**What the task asks:**
Could you return each line of the material that has "letter" in it?

+++++

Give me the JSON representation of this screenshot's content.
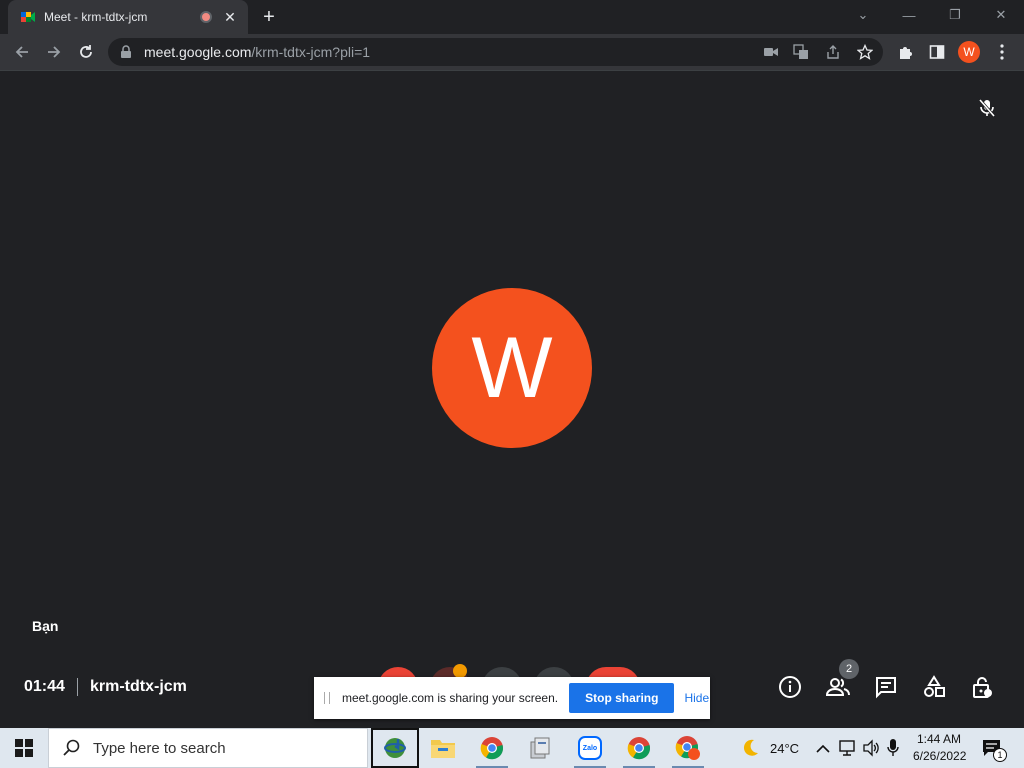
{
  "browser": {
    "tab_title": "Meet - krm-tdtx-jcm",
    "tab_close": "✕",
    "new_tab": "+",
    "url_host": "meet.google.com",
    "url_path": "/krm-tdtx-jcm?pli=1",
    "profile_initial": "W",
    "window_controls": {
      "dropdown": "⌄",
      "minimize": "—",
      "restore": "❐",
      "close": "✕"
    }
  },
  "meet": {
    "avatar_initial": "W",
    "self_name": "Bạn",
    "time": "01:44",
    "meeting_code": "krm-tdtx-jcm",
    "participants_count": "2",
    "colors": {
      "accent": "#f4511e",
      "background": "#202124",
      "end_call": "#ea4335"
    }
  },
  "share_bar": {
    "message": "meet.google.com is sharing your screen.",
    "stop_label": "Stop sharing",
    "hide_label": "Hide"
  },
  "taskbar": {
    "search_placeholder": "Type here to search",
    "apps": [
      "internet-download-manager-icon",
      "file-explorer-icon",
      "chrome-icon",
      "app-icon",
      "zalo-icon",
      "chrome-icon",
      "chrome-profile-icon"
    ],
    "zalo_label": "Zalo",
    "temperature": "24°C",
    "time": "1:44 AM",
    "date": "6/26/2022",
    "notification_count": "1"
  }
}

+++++

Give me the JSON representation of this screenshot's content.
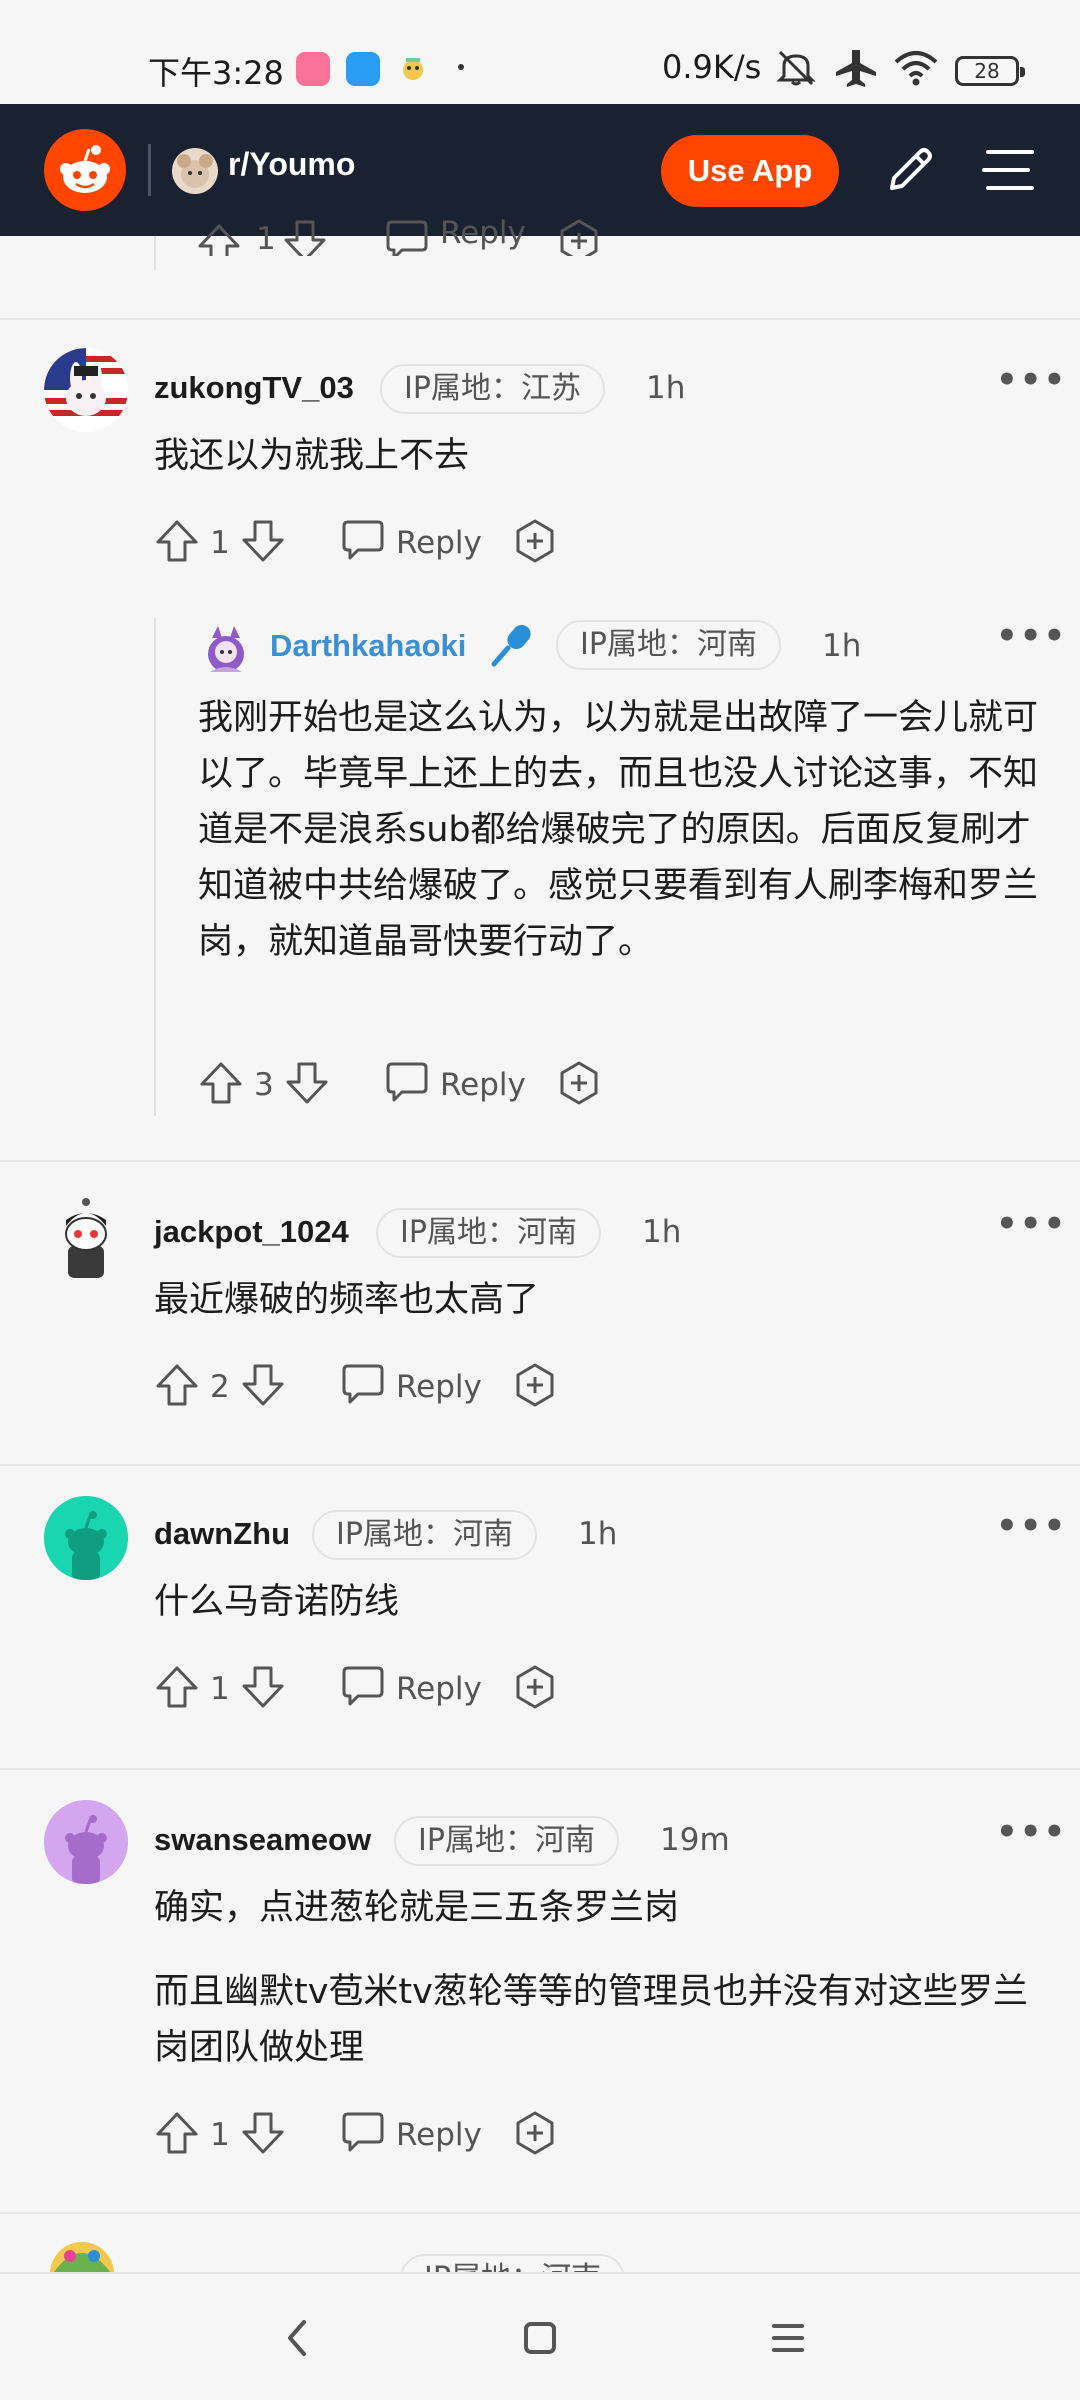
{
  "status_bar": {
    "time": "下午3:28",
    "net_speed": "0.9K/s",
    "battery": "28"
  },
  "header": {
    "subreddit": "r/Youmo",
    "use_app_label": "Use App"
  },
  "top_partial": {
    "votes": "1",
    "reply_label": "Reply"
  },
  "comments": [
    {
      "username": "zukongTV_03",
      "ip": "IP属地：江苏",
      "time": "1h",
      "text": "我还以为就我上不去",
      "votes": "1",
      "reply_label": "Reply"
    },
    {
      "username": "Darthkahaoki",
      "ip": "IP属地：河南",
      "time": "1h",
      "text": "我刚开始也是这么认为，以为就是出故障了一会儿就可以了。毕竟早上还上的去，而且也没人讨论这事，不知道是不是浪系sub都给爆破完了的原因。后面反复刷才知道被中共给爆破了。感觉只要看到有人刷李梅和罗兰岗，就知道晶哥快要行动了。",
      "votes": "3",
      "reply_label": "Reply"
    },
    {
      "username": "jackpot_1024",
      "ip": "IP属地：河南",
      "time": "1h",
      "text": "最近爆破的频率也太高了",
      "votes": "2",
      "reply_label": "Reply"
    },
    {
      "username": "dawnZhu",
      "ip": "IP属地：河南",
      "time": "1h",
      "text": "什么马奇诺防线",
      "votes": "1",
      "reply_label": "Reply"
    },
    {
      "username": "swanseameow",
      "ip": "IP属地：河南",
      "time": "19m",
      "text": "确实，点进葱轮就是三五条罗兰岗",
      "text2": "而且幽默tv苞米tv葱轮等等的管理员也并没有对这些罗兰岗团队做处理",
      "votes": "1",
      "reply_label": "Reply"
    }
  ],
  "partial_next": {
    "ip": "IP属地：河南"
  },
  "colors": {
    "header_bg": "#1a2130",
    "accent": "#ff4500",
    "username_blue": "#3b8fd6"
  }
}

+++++

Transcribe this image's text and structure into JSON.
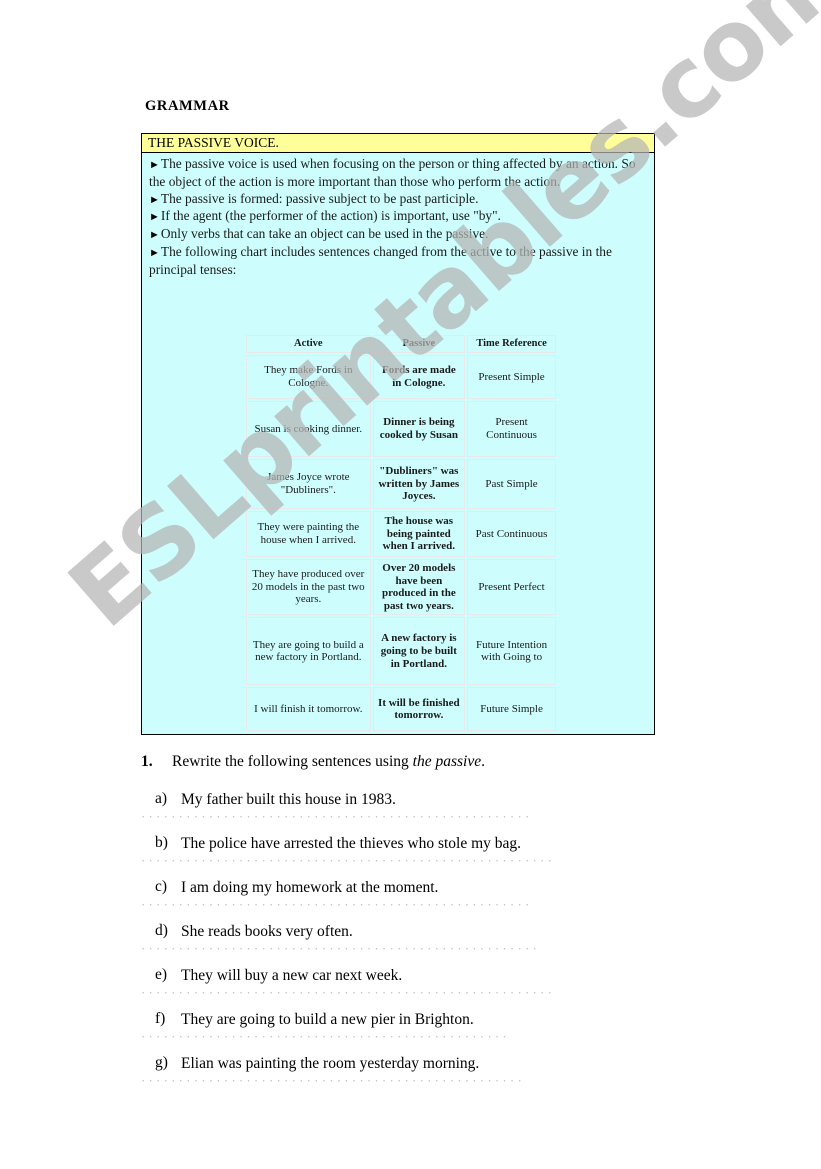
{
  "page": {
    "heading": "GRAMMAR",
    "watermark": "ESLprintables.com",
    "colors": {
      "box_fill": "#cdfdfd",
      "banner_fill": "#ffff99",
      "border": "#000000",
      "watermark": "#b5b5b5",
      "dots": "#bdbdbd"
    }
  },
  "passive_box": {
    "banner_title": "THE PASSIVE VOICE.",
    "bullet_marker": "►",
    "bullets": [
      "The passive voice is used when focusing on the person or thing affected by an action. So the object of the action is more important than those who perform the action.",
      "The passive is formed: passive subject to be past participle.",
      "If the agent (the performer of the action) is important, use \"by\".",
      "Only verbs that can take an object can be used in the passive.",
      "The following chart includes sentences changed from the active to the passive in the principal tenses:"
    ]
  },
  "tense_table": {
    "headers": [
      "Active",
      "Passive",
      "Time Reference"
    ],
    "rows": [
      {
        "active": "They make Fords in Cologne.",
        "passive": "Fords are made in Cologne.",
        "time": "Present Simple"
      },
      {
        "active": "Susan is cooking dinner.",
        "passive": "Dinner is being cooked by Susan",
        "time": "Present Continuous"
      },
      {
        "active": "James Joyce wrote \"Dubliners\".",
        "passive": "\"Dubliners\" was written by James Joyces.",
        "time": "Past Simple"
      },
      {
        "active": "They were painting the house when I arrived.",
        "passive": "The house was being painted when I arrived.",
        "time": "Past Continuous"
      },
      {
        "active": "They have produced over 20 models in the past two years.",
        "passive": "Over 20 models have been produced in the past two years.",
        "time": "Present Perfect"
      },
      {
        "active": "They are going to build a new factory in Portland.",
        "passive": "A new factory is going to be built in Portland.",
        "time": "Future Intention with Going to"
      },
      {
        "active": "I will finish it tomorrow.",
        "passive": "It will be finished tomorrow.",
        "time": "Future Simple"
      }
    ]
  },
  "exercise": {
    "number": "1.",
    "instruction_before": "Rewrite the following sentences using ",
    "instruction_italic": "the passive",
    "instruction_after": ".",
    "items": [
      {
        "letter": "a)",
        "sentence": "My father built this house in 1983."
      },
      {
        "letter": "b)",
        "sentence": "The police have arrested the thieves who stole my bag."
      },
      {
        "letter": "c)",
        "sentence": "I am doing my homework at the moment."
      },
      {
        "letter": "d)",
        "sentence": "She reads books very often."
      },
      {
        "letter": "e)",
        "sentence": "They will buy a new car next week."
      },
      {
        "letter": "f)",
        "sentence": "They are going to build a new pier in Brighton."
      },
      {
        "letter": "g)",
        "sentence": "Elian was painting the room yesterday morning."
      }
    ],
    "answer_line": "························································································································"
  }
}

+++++

**Exercise response:**
        "letter": "a)",
        "letter": "b)",
        "letter": "c)",
        "letter": "d)",
        "letter": "e)",
        "letter": "f)",
        "letter": "g)",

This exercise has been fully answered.